“If we can determine the best set of electromagnetic parameters to effectively prevent beta-amyloid aggregation and remove pre-existing beta amyloid deposits from the brain, this technology could be quickly translated to human benefit against AD [Alzheimer’s disease]”.
“Since production and aggregation of beta-amyloid occurs in traumatic brain injury, particularly in soldiers during war, the therapeutic impact of our findings may extend beyond Alzheimer’s disease,” said Cao.
When they monitored the mice during their one-hour exposures when the electromagnetic field was turned on, the researchers noticed that after several months, the brain temperature of the Alzheimer’s mice rose slightly; this did not happen in the normal mice.
Speculating on this observation in the light of the other results, the researchers suggest perhaps the temperature increase helped brain cells to release the newly-formed beta-amyloid plaques.
As an explanation for the improved memory function in the normal mice after months of exposure, they suggested perhaps the electromagnetic waves increased brain activity by boosting blood flow and energy metabolism in the brain.
“Our study provides evidence that long-term cell phone use is not harmful to brain,” said Cao, adding that:
“To the contrary, the electromagnetic waves emitted by cell phones could actually improve normal memory and be an effective therapy against memory impairment.”
Arendash said it will be a while yet before we know exactly what is going on: how the waves produce these beneficial effects on memory. But one thing is clear he said:

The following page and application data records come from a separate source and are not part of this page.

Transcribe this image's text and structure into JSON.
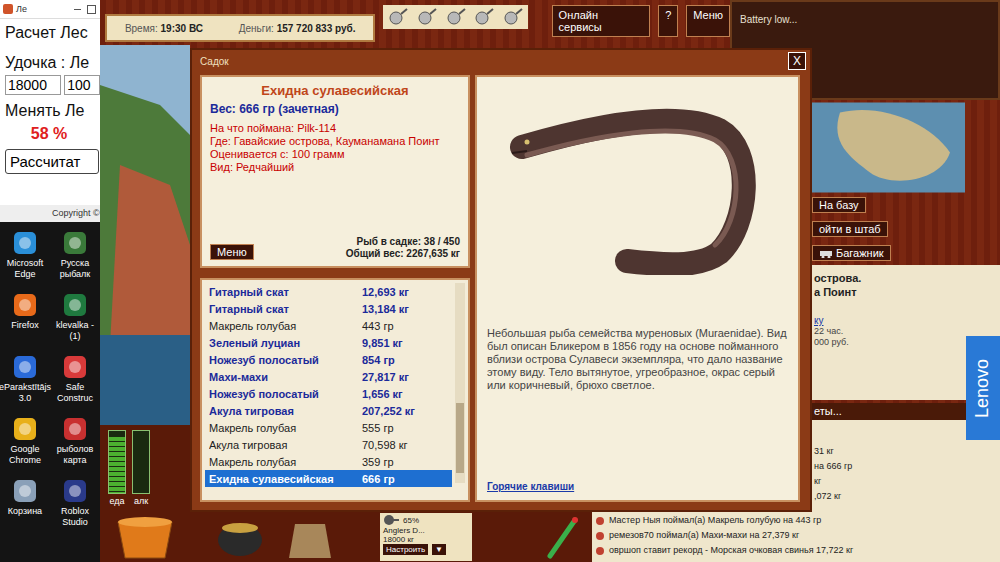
{
  "calculator": {
    "title": "Ле",
    "heading": "Расчет Лес",
    "rod_label": "Удочка : Ле",
    "inputs": [
      "18000",
      "100"
    ],
    "change_label": "Менять Ле",
    "percent": "58 %",
    "button": "Рассчитат",
    "footer": "Copyright ©"
  },
  "desktop_icons": [
    {
      "label": "Microsoft Edge"
    },
    {
      "label": "Русска рыбалк"
    },
    {
      "label": "Firefox"
    },
    {
      "label": "klevalka - (1)"
    },
    {
      "label": "eParakstītājs 3.0"
    },
    {
      "label": "Safe Construc"
    },
    {
      "label": "Google Chrome"
    },
    {
      "label": "рыболов карта"
    },
    {
      "label": "Корзина"
    },
    {
      "label": "Roblox Studio"
    }
  ],
  "top_bar": {
    "time_label": "Время:",
    "time": "19:30 ВС",
    "money_label": "Деньги:",
    "money": "157 720 833 руб.",
    "buttons": [
      "Онлайн сервисы",
      "?",
      "Меню"
    ]
  },
  "status_panel": {
    "text": "Battery low..."
  },
  "dialog": {
    "title": "Садок",
    "close": "X",
    "fish": {
      "name": "Ехидна сулавесийская",
      "weight": "Вес: 666 гр (зачетная)",
      "details": [
        "На что поймана: Pilk-114",
        "Где: Гавайские острова, Кауманамана Поинт",
        "Оценивается с: 100 грамм",
        "Вид: Редчайший"
      ]
    },
    "menu_button": "Меню",
    "count": "Рыб в садке: 38 / 450",
    "total": "Общий вес: 2267,635 кг",
    "rows": [
      {
        "name": "Гитарный скат",
        "weight": "12,693 кг",
        "trophy": true,
        "selected": false
      },
      {
        "name": "Гитарный скат",
        "weight": "13,184 кг",
        "trophy": true,
        "selected": false
      },
      {
        "name": "Макрель голубая",
        "weight": "443 гр",
        "trophy": false,
        "selected": false
      },
      {
        "name": "Зеленый луциан",
        "weight": "9,851 кг",
        "trophy": true,
        "selected": false
      },
      {
        "name": "Ножезуб полосатый",
        "weight": "854 гр",
        "trophy": true,
        "selected": false
      },
      {
        "name": "Махи-махи",
        "weight": "27,817 кг",
        "trophy": true,
        "selected": false
      },
      {
        "name": "Ножезуб полосатый",
        "weight": "1,656 кг",
        "trophy": true,
        "selected": false
      },
      {
        "name": "Акула тигровая",
        "weight": "207,252 кг",
        "trophy": true,
        "selected": false
      },
      {
        "name": "Макрель голубая",
        "weight": "555 гр",
        "trophy": false,
        "selected": false
      },
      {
        "name": "Акула тигровая",
        "weight": "70,598 кг",
        "trophy": false,
        "selected": false
      },
      {
        "name": "Макрель голубая",
        "weight": "359 гр",
        "trophy": false,
        "selected": false
      },
      {
        "name": "Ехидна сулавесийская",
        "weight": "666 гр",
        "trophy": true,
        "selected": true
      }
    ],
    "scroll": {
      "level": 0.92
    },
    "description": "Небольшая рыба семейства муреновых (Muraenidae). Вид был описан Бликером в 1856 году на основе пойманного вблизи острова Сулавеси экземпляра, что дало название этому виду. Тело вытянутое, угреобразное, окрас серый или коричневый, брюхо светлое.",
    "hotkeys": "Горячие клавиши"
  },
  "right_panel": {
    "buttons": [
      "На базу",
      "ойти в штаб",
      "Багажник"
    ],
    "location": [
      "острова.",
      "а Поинт"
    ],
    "link": "ку",
    "lines": [
      "22 час.",
      "000 руб."
    ],
    "header": "еты...",
    "chat_top": [
      "31 кг",
      "на 666 гр",
      "кг",
      ",072 кг"
    ]
  },
  "bottom_bar": {
    "tackle": {
      "name": "Anglers D...",
      "capacity": "18000 кг",
      "wear": "65%",
      "button": "Настроить",
      "dropdown": "▼"
    },
    "chat": [
      "Мастер Ныя поймал(а) Макрель голубую на 443 гр",
      "ремезов70 поймал(а) Махи-махи на 27,379 кг",
      "овршоп ставит рекорд - Морская очковая свинья 17,722 кг"
    ]
  },
  "meters": [
    {
      "label": "еда",
      "level": 0.9
    },
    {
      "label": "алк",
      "level": 0
    }
  ],
  "badge": "Lenovo"
}
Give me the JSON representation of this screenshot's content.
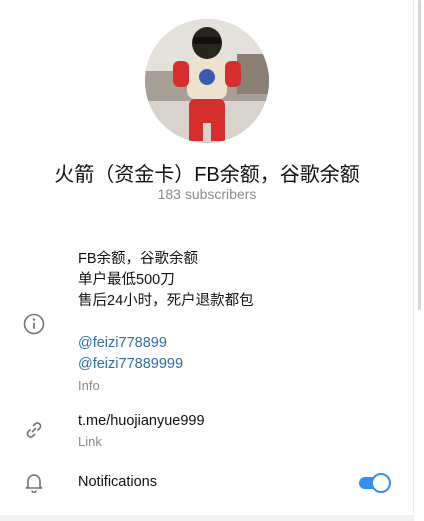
{
  "channel": {
    "title": "火箭（资金卡）FB余额，谷歌余额",
    "subscribers": "183 subscribers"
  },
  "info": {
    "lines": [
      "FB余额，谷歌余额",
      "单户最低500刀",
      "售后24小时，死户退款都包"
    ],
    "mentions": [
      "@feizi778899",
      "@feizi77889999"
    ],
    "label": "Info",
    "icon": "info-icon"
  },
  "link": {
    "value": "t.me/huojianyue999",
    "label": "Link",
    "icon": "link-icon"
  },
  "notifications": {
    "label": "Notifications",
    "enabled": true,
    "icon": "bell-icon"
  },
  "colors": {
    "accent": "#3390ec",
    "link": "#2f6ea5",
    "secondary_text": "#8a8a8a"
  }
}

“The cognitive benefits of long-term electromagnetic exposure are real, because we saw them in both protection- and treatment-based experiments involving Alzheimer’s mice, as well as in normal mice.”